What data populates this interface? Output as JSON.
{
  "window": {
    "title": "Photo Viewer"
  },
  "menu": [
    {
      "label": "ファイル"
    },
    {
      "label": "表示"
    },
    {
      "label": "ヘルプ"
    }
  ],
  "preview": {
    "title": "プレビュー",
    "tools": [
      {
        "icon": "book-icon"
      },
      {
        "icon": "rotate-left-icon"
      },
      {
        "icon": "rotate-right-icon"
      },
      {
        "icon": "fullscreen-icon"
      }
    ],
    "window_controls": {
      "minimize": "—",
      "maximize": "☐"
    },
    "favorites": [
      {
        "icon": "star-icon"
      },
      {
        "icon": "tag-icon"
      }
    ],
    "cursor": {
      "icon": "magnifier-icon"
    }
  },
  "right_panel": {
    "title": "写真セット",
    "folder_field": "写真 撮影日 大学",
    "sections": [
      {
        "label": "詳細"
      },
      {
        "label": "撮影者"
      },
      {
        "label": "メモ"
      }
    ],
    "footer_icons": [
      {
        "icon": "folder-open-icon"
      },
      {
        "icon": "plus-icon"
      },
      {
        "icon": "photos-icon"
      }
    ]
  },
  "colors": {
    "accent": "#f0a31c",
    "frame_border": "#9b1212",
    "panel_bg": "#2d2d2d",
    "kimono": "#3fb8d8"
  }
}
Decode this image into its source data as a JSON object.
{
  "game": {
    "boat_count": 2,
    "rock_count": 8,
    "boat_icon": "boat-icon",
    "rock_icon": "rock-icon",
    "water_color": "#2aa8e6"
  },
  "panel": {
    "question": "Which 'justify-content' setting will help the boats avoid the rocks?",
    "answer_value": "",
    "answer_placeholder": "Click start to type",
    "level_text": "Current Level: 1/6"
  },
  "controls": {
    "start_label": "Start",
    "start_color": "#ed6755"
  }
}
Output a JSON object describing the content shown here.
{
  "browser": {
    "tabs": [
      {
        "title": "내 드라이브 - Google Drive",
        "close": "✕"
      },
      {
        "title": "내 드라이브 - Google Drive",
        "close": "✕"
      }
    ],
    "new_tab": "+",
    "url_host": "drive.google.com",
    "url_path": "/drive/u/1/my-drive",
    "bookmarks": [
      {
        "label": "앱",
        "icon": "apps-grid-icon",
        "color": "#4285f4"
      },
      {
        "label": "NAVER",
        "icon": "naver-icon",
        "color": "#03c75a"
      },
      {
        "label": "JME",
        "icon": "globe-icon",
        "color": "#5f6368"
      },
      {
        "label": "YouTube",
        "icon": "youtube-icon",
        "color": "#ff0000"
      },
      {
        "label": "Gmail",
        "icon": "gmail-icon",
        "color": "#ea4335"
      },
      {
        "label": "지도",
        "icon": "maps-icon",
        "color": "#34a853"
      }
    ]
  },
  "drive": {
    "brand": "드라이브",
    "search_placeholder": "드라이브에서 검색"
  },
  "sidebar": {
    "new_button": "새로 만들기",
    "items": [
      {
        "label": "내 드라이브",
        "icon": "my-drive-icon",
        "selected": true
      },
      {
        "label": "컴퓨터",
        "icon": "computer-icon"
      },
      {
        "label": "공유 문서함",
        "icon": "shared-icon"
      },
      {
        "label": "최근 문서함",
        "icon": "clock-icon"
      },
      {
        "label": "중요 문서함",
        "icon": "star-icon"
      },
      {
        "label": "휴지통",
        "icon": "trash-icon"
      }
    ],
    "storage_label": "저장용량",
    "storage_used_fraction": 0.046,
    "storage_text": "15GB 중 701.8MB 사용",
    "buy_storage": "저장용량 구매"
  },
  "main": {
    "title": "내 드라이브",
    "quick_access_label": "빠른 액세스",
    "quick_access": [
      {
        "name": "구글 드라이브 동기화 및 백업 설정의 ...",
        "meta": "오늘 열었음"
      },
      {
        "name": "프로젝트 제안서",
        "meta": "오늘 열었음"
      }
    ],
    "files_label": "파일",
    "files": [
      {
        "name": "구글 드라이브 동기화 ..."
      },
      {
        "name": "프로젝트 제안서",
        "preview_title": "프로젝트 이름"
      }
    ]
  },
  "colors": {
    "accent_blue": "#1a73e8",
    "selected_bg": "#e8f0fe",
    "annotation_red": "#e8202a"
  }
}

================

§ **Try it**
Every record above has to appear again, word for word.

§ **Solution for this task**
What data populates this interface? Output as JSON.
{
  "window": {
    "title": "Photo Viewer"
  },
  "menu": [
    {
      "label": "ファイル"
    },
    {
      "label": "表示"
    },
    {
      "label": "ヘルプ"
    }
  ],
  "preview": {
    "title": "プレビュー",
    "tools": [
      {
        "icon": "book-icon"
      },
      {
        "icon": "rotate-left-icon"
      },
      {
        "icon": "rotate-right-icon"
      },
      {
        "icon": "fullscreen-icon"
      }
    ],
    "window_controls": {
      "minimize": "—",
      "maximize": "☐"
    },
    "favorites": [
      {
        "icon": "star-icon"
      },
      {
        "icon": "tag-icon"
      }
    ],
    "cursor": {
      "icon": "magnifier-icon"
    }
  },
  "right_panel": {
    "title": "写真セット",
    "folder_field": "写真 撮影日 大学",
    "sections": [
      {
        "label": "詳細"
      },
      {
        "label": "撮影者"
      },
      {
        "label": "メモ"
      }
    ],
    "footer_icons": [
      {
        "icon": "folder-open-icon"
      },
      {
        "icon": "plus-icon"
      },
      {
        "icon": "photos-icon"
      }
    ]
  },
  "colors": {
    "accent": "#f0a31c",
    "frame_border": "#9b1212",
    "panel_bg": "#2d2d2d",
    "kimono": "#3fb8d8"
  }
}
Decode this image into its source data as a JSON object.
{
  "game": {
    "boat_count": 2,
    "rock_count": 8,
    "boat_icon": "boat-icon",
    "rock_icon": "rock-icon",
    "water_color": "#2aa8e6"
  },
  "panel": {
    "question": "Which 'justify-content' setting will help the boats avoid the rocks?",
    "answer_value": "",
    "answer_placeholder": "Click start to type",
    "level_text": "Current Level: 1/6"
  },
  "controls": {
    "start_label": "Start",
    "start_color": "#ed6755"
  }
}
Output a JSON object describing the content shown here.
{
  "browser": {
    "tabs": [
      {
        "title": "내 드라이브 - Google Drive",
        "close": "✕"
      },
      {
        "title": "내 드라이브 - Google Drive",
        "close": "✕"
      }
    ],
    "new_tab": "+",
    "url_host": "drive.google.com",
    "url_path": "/drive/u/1/my-drive",
    "bookmarks": [
      {
        "label": "앱",
        "icon": "apps-grid-icon",
        "color": "#4285f4"
      },
      {
        "label": "NAVER",
        "icon": "naver-icon",
        "color": "#03c75a"
      },
      {
        "label": "JME",
        "icon": "globe-icon",
        "color": "#5f6368"
      },
      {
        "label": "YouTube",
        "icon": "youtube-icon",
        "color": "#ff0000"
      },
      {
        "label": "Gmail",
        "icon": "gmail-icon",
        "color": "#ea4335"
      },
      {
        "label": "지도",
        "icon": "maps-icon",
        "color": "#34a853"
      }
    ]
  },
  "drive": {
    "brand": "드라이브",
    "search_placeholder": "드라이브에서 검색"
  },
  "sidebar": {
    "new_button": "새로 만들기",
    "items": [
      {
        "label": "내 드라이브",
        "icon": "my-drive-icon",
        "selected": true
      },
      {
        "label": "컴퓨터",
        "icon": "computer-icon"
      },
      {
        "label": "공유 문서함",
        "icon": "shared-icon"
      },
      {
        "label": "최근 문서함",
        "icon": "clock-icon"
      },
      {
        "label": "중요 문서함",
        "icon": "star-icon"
      },
      {
        "label": "휴지통",
        "icon": "trash-icon"
      }
    ],
    "storage_label": "저장용량",
    "storage_used_fraction": 0.046,
    "storage_text": "15GB 중 701.8MB 사용",
    "buy_storage": "저장용량 구매"
  },
  "main": {
    "title": "내 드라이브",
    "quick_access_label": "빠른 액세스",
    "quick_access": [
      {
        "name": "구글 드라이브 동기화 및 백업 설정의 ...",
        "meta": "오늘 열었음"
      },
      {
        "name": "프로젝트 제안서",
        "meta": "오늘 열었음"
      }
    ],
    "files_label": "파일",
    "files": [
      {
        "name": "구글 드라이브 동기화 ..."
      },
      {
        "name": "프로젝트 제안서",
        "preview_title": "프로젝트 이름"
      }
    ]
  },
  "colors": {
    "accent_blue": "#1a73e8",
    "selected_bg": "#e8f0fe",
    "annotation_red": "#e8202a"
  }
}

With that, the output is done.